The opposition parties that attempted sabotage on rail tracks and bombed buses full of innocent passengers can be counted on to attack foreigners and bloggers-publishers if only to embarrass the government and force it to stop the war crimes trial under threat of continuous terror.
But the government has to prove beyond doubt in a court of law, the involvement of the Bangladesh Nationalist Party (BNP) or the Jamaat in at least one such case – Tavella or Hoshi or Parolari. Arrests on the basis of suspected complicity is not good enough.
Bangladesh has a plethora of home-grown Islamist radical groups. Some have a history of backing from Pakistan’s Laskhar-e-Taiba (LeT) and linkages with terror principals like Al Qaeda.
The LeT has been very active in Bangladesh, especially during the BNP-Jamaat regime when many of its activists were infiltrated into India for action through Bangladesh.

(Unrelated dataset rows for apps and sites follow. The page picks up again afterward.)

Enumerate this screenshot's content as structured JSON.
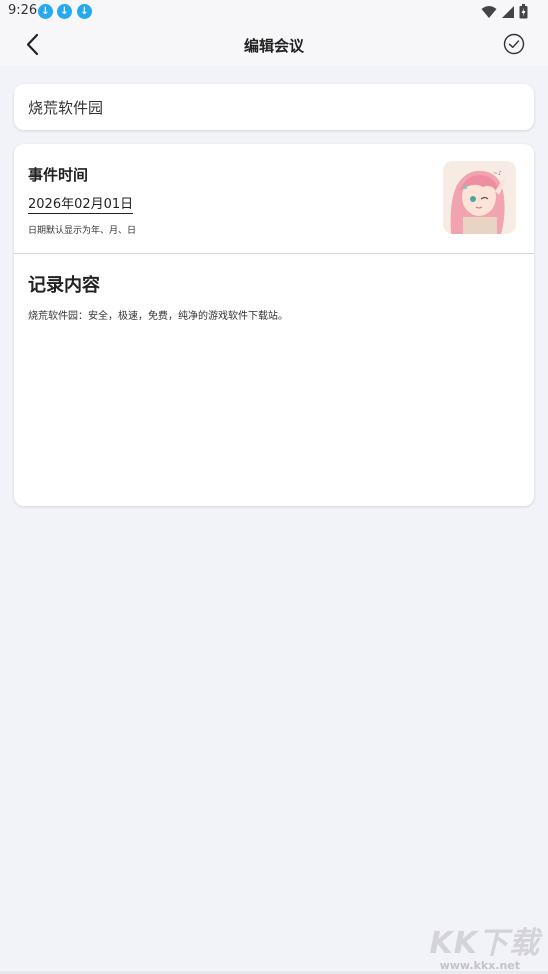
{
  "status_bar": {
    "time": "9:26",
    "icons": [
      "download-icon",
      "download-icon",
      "download-icon",
      "wifi-icon",
      "signal-icon",
      "battery-icon"
    ]
  },
  "nav": {
    "title": "编辑会议",
    "back_icon": "chevron-left-icon",
    "confirm_icon": "check-circle-icon"
  },
  "title_field": {
    "value": "烧荒软件园"
  },
  "event": {
    "label": "事件时间",
    "date": "2026年02月01日",
    "hint": "日期默认显示为年、月、日",
    "image": "anime-girl-avatar"
  },
  "record": {
    "label": "记录内容",
    "content": "烧荒软件园：安全，极速，免费，纯净的游戏软件下载站。"
  },
  "watermark": {
    "logo": "KK下载",
    "url": "www.kkx.net"
  },
  "colors": {
    "background": "#f2f3f8",
    "card": "#ffffff",
    "accent_download": "#27a9f0"
  }
}
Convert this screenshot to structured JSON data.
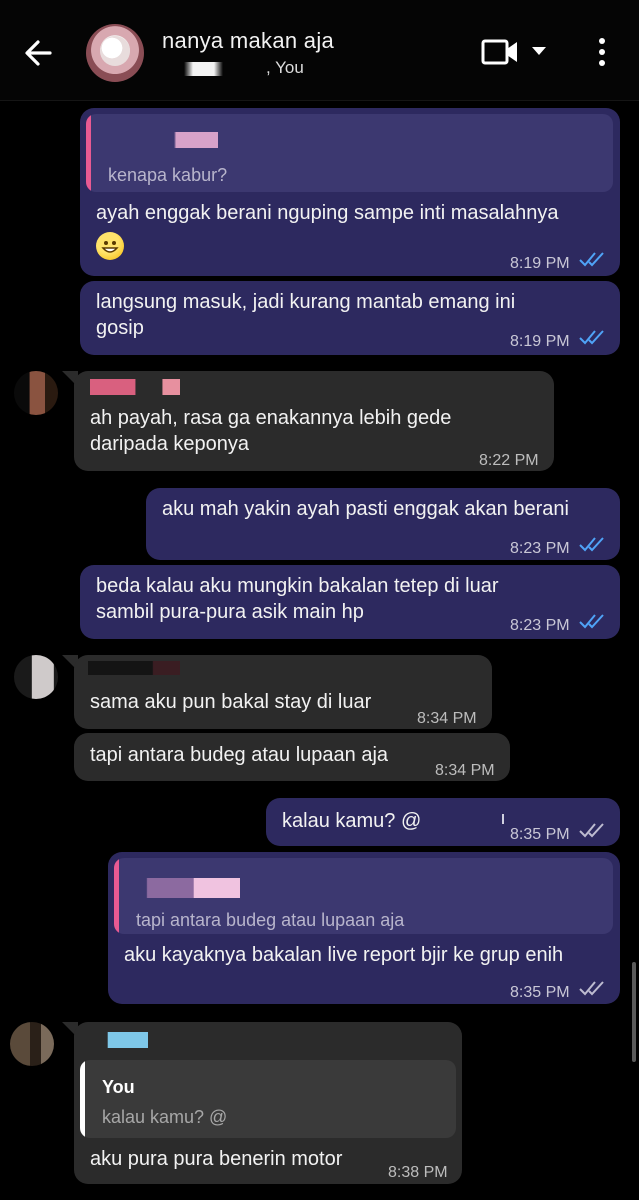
{
  "header": {
    "title": "nanya makan aja",
    "subtitle": ", You"
  },
  "messages": [
    {
      "quote": "kenapa kabur?",
      "text": "ayah enggak berani nguping sampe inti masalahnya",
      "time": "8:19 PM"
    },
    {
      "text": "langsung masuk, jadi kurang mantab emang ini\ngosip",
      "time": "8:19 PM"
    },
    {
      "text": "ah payah, rasa ga enakannya lebih gede\ndaripada keponya",
      "time": "8:22 PM"
    },
    {
      "text": "aku mah yakin ayah pasti enggak akan berani",
      "time": "8:23 PM"
    },
    {
      "text": "beda kalau aku mungkin bakalan tetep di luar\nsambil pura-pura asik main hp",
      "time": "8:23 PM"
    },
    {
      "text": "sama aku pun bakal stay di luar",
      "time": "8:34 PM"
    },
    {
      "text": "tapi antara budeg atau lupaan aja",
      "time": "8:34 PM"
    },
    {
      "text": "kalau kamu? @",
      "time": "8:35 PM"
    },
    {
      "quote": "tapi antara budeg atau lupaan aja",
      "text": "aku kayaknya bakalan live report bjir ke grup enih",
      "time": "8:35 PM"
    },
    {
      "quote_name": "You",
      "quote": "kalau kamu? @",
      "text": "aku pura pura benerin motor",
      "time": "8:38 PM"
    }
  ]
}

The HuJI (Harkat-ul-Jihad-al-Islam) or the JMB (Jamaat-ul-Mujahideen Bangladesh) had strong Pakistani connection. But for the new generation of Islamist radicals, like the Ansarullah, the urge to link with the big terror principal in the Middle East is pronounced.
The tradition of attacking local secular intellectuals goes back to the days of the Pakistan military (like the Buddhijibi massacres in December 1971) and is rooted in the conviction that they are the main prop behind Bangladesh’s secular linguistic nationalism that undermines an Islamist order.

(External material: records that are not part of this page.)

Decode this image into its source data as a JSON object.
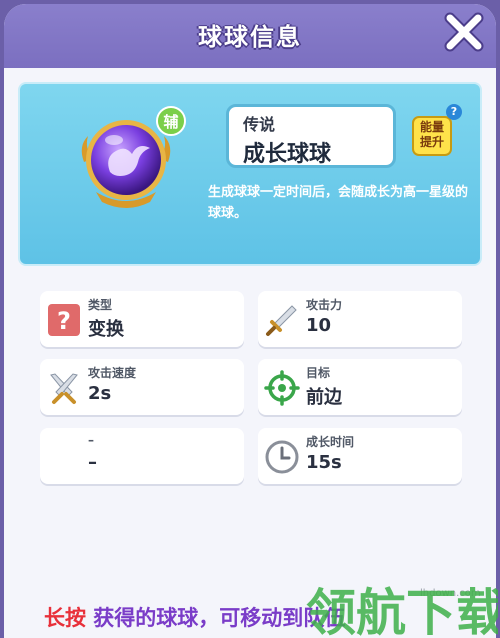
{
  "header": {
    "title": "球球信息"
  },
  "ball": {
    "badge": "辅",
    "rarity": "传说",
    "name": "成长球球",
    "energy_button": [
      "能量",
      "提升"
    ],
    "help": "?",
    "description": "生成球球一定时间后，会随成长为高一星级的球球。"
  },
  "stats": [
    {
      "label": "类型",
      "value": "变换",
      "icon": "question-icon"
    },
    {
      "label": "攻击力",
      "value": "10",
      "icon": "sword-icon"
    },
    {
      "label": "攻击速度",
      "value": "2s",
      "icon": "crossed-swords-icon"
    },
    {
      "label": "目标",
      "value": "前边",
      "icon": "target-icon"
    },
    {
      "label": "–",
      "value": "–",
      "icon": ""
    },
    {
      "label": "成长时间",
      "value": "15s",
      "icon": "clock-icon"
    }
  ],
  "hint": {
    "emphasis": "长按",
    "text": " 获得的球球，可移动到队伍"
  },
  "watermark": {
    "site": "lhdown.com",
    "logo_text": "领航下载"
  },
  "colors": {
    "header": "#7b6fc0",
    "card": "#5ec2e6",
    "badge": "#7bcf4a",
    "energy": "#ffe24a",
    "hint_emphasis": "#e8303a",
    "hint_text": "#7a3cc8"
  }
}
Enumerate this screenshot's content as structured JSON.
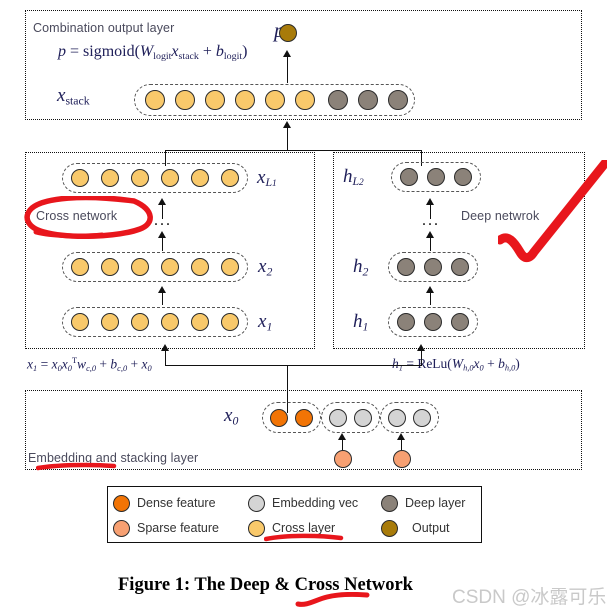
{
  "figure": {
    "caption": "Figure 1: The Deep & Cross Network",
    "watermark": "CSDN @冰露可乐"
  },
  "colors": {
    "dense_feature": "#f27405",
    "sparse_feature": "#f7a072",
    "embedding_vec": "#d4d4d4",
    "cross_layer": "#f9c96b",
    "deep_layer": "#8b8279",
    "output": "#a87b0a",
    "ink_red": "#e8161c",
    "box_border": "#111111",
    "pill_border": "#555555"
  },
  "panels": {
    "combination": {
      "label": "Combination output layer",
      "p_symbol": "p",
      "formula": "p = sigmoid(W_logit x_stack + b_logit)",
      "stack_symbol": "x_stack",
      "stack_nodes": [
        "cross",
        "cross",
        "cross",
        "cross",
        "cross",
        "cross",
        "deep",
        "deep",
        "deep"
      ]
    },
    "cross_network": {
      "label": "Cross network",
      "rows": [
        {
          "symbol": "x_L1",
          "count": 6,
          "kind": "cross"
        },
        {
          "symbol": "x_2",
          "count": 6,
          "kind": "cross"
        },
        {
          "symbol": "x_1",
          "count": 6,
          "kind": "cross"
        }
      ],
      "ellipsis": "...",
      "formula": "x_1 = x_0 x_0^T w_c,0 + b_c,0 + x_0"
    },
    "deep_network": {
      "label": "Deep netwrok",
      "rows": [
        {
          "symbol": "h_L2",
          "count": 3,
          "kind": "deep"
        },
        {
          "symbol": "h_2",
          "count": 3,
          "kind": "deep"
        },
        {
          "symbol": "h_1",
          "count": 3,
          "kind": "deep"
        }
      ],
      "ellipsis": "...",
      "formula": "h_1 = ReLu(W_h,0 x_0 + b_h,0)"
    },
    "embedding": {
      "label": "Embedding and stacking layer",
      "x0_symbol": "x_0",
      "groups": [
        {
          "nodes": [
            "dense",
            "dense"
          ]
        },
        {
          "nodes": [
            "embedding",
            "embedding"
          ]
        },
        {
          "nodes": [
            "embedding",
            "embedding"
          ]
        }
      ],
      "sparse_inputs": [
        "sparse",
        "sparse"
      ]
    }
  },
  "legend": {
    "items": [
      {
        "label": "Dense feature",
        "color_key": "dense_feature"
      },
      {
        "label": "Embedding vec",
        "color_key": "embedding_vec"
      },
      {
        "label": "Deep layer",
        "color_key": "deep_layer"
      },
      {
        "label": "Sparse feature",
        "color_key": "sparse_feature"
      },
      {
        "label": "Cross layer",
        "color_key": "cross_layer"
      },
      {
        "label": "Output",
        "color_key": "output"
      }
    ]
  },
  "annotations": [
    {
      "name": "cross-network-circle",
      "kind": "red-ellipse-around-text"
    },
    {
      "name": "deep-network-check",
      "kind": "red-check-stroke"
    },
    {
      "name": "embedding-underline",
      "kind": "red-underline"
    },
    {
      "name": "cross-layer-underline",
      "kind": "red-underline"
    },
    {
      "name": "caption-squiggle",
      "kind": "red-squiggle"
    }
  ]
}
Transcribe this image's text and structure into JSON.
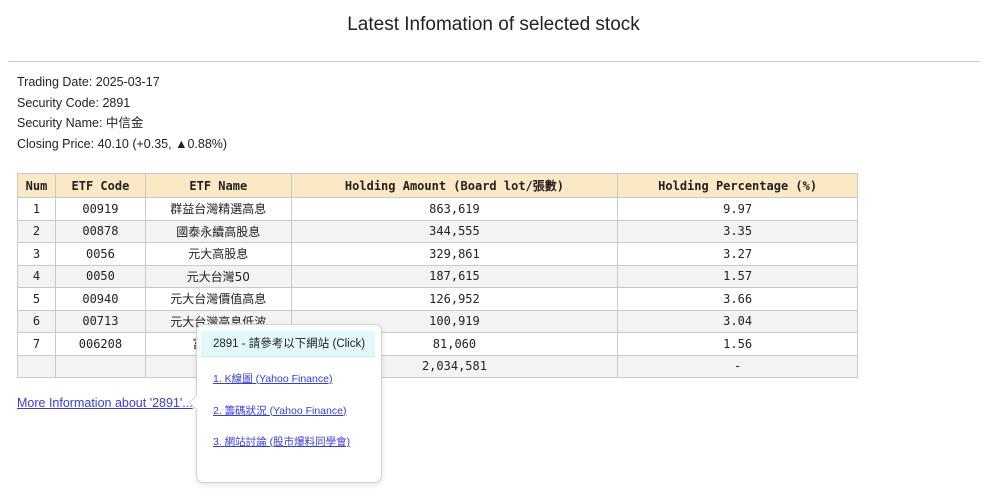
{
  "page": {
    "title": "Latest Infomation of selected stock"
  },
  "info": {
    "trading_date": "Trading Date: 2025-03-17",
    "security_code": "Security Code: 2891",
    "security_name": "Security Name: 中信金",
    "closing_price": "Closing Price: 40.10 (+0.35, ▲0.88%)"
  },
  "table": {
    "headers": [
      "Num",
      "ETF Code",
      "ETF Name",
      "Holding Amount (Board lot/張數)",
      "Holding Percentage (%)"
    ],
    "rows": [
      [
        "1",
        "00919",
        "群益台灣精選高息",
        "863,619",
        "9.97"
      ],
      [
        "2",
        "00878",
        "國泰永續高股息",
        "344,555",
        "3.35"
      ],
      [
        "3",
        "0056",
        "元大高股息",
        "329,861",
        "3.27"
      ],
      [
        "4",
        "0050",
        "元大台灣50",
        "187,615",
        "1.57"
      ],
      [
        "5",
        "00940",
        "元大台灣價值高息",
        "126,952",
        "3.66"
      ],
      [
        "6",
        "00713",
        "元大台灣高息低波",
        "100,919",
        "3.04"
      ],
      [
        "7",
        "006208",
        "富邦台50",
        "81,060",
        "1.56"
      ]
    ],
    "total": [
      "",
      "",
      "",
      "2,034,581",
      "-"
    ]
  },
  "more_link": "More Information about '2891'...",
  "popup": {
    "header": "2891 - 請參考以下網站 (Click)",
    "links": [
      "1. K線圖 (Yahoo Finance)",
      "2. 籌碼狀況 (Yahoo Finance)",
      "3. 網站討論 (股市爆料同學會)"
    ]
  }
}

But why would the Al Qaeda or IS make Bangladesh a target?
There are good reasons for that.
As a predominantly Muslim populated country but where the state and its present government is secular, Bangladesh poses a challenge to the proponents of radical Islam because it upholds an alternate model of moderate Islam, one where language and culture determines the edifice of the polity rather than religion.
For any group seeking to foist an Islamist theocracy on its people, Bangladesh is an awkward example of a home-grown secularist Muslim nation, despite the considerable compromises made in its constitution during the military rule of Ziaur Rahman and H.M. Ershad.
That is why Bangladesh and its secular order – and those who seek to uphold it through the spirit of 1971 – are an anathema not only for the home-grown Islamists but also for those in the Middle East.
Undermining secular Bangladesh is thus a priority for both groups, like the IS and home-grown ones like Ansarullah. It comes as no surprise therefore that the IS would outsource its terror franchise to a home-grown radical group willing to kill for Islam.
But the fact that the ‘soldiers of Khilafah’ in Bangladesh would only seek to behead locals and give foreigners the benefit of a less painful death stands a bit in contrast to the Islamic State’s penchant for beheading all its victims, locals or foreigners.
And the last question – Why would it attack a foreigner like Hoshi who had converted to Islam? Hardliners love converts; they don’t kill them.
At the end of the day, those running the Bangladesh government must realise that Islamic State has as much at stake to undermine the country’s secular order as groups like Ansarullah or Jamaat-e-Islami.
*Subir Bhaumik is a veteran journalist and author. He can be reached at [email protected]